═══ Extracted information ═══
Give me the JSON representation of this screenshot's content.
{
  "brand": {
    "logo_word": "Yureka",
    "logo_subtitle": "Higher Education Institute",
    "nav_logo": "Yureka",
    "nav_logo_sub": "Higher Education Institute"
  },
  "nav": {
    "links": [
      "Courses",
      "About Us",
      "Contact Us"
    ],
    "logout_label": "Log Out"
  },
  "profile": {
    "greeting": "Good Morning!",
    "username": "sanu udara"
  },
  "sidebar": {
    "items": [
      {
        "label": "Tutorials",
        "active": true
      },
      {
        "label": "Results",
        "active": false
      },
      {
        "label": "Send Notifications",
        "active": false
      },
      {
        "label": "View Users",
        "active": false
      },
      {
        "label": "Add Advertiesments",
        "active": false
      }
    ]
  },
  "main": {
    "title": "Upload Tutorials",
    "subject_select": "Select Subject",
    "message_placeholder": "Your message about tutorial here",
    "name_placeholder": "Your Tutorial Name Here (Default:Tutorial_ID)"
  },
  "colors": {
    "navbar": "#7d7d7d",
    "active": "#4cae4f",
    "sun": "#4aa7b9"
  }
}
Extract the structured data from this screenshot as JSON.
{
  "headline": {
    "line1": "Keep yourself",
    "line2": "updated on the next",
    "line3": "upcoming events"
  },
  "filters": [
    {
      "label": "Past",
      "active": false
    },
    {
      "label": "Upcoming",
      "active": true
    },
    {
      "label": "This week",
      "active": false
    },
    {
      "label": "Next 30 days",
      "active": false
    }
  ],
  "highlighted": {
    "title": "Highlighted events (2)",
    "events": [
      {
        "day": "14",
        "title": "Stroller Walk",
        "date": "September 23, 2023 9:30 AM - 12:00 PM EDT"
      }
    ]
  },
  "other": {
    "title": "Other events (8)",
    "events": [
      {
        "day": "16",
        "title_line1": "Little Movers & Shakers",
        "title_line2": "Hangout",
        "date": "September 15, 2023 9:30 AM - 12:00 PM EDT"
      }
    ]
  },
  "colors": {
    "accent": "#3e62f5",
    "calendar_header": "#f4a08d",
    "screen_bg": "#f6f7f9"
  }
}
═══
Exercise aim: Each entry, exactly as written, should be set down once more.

Result of this task:
Give me the JSON representation of this screenshot's content.
{
  "brand": {
    "logo_word": "Yureka",
    "logo_subtitle": "Higher Education Institute",
    "nav_logo": "Yureka",
    "nav_logo_sub": "Higher Education Institute"
  },
  "nav": {
    "links": [
      "Courses",
      "About Us",
      "Contact Us"
    ],
    "logout_label": "Log Out"
  },
  "profile": {
    "greeting": "Good Morning!",
    "username": "sanu udara"
  },
  "sidebar": {
    "items": [
      {
        "label": "Tutorials",
        "active": true
      },
      {
        "label": "Results",
        "active": false
      },
      {
        "label": "Send Notifications",
        "active": false
      },
      {
        "label": "View Users",
        "active": false
      },
      {
        "label": "Add Advertiesments",
        "active": false
      }
    ]
  },
  "main": {
    "title": "Upload Tutorials",
    "subject_select": "Select Subject",
    "message_placeholder": "Your message about tutorial here",
    "name_placeholder": "Your Tutorial Name Here (Default:Tutorial_ID)"
  },
  "colors": {
    "navbar": "#7d7d7d",
    "active": "#4cae4f",
    "sun": "#4aa7b9"
  }
}
Extract the structured data from this screenshot as JSON.
{
  "headline": {
    "line1": "Keep yourself",
    "line2": "updated on the next",
    "line3": "upcoming events"
  },
  "filters": [
    {
      "label": "Past",
      "active": false
    },
    {
      "label": "Upcoming",
      "active": true
    },
    {
      "label": "This week",
      "active": false
    },
    {
      "label": "Next 30 days",
      "active": false
    }
  ],
  "highlighted": {
    "title": "Highlighted events (2)",
    "events": [
      {
        "day": "14",
        "title": "Stroller Walk",
        "date": "September 23, 2023 9:30 AM - 12:00 PM EDT"
      }
    ]
  },
  "other": {
    "title": "Other events (8)",
    "events": [
      {
        "day": "16",
        "title_line1": "Little Movers & Shakers",
        "title_line2": "Hangout",
        "date": "September 15, 2023 9:30 AM - 12:00 PM EDT"
      }
    ]
  },
  "colors": {
    "accent": "#3e62f5",
    "calendar_header": "#f4a08d",
    "screen_bg": "#f6f7f9"
  }
}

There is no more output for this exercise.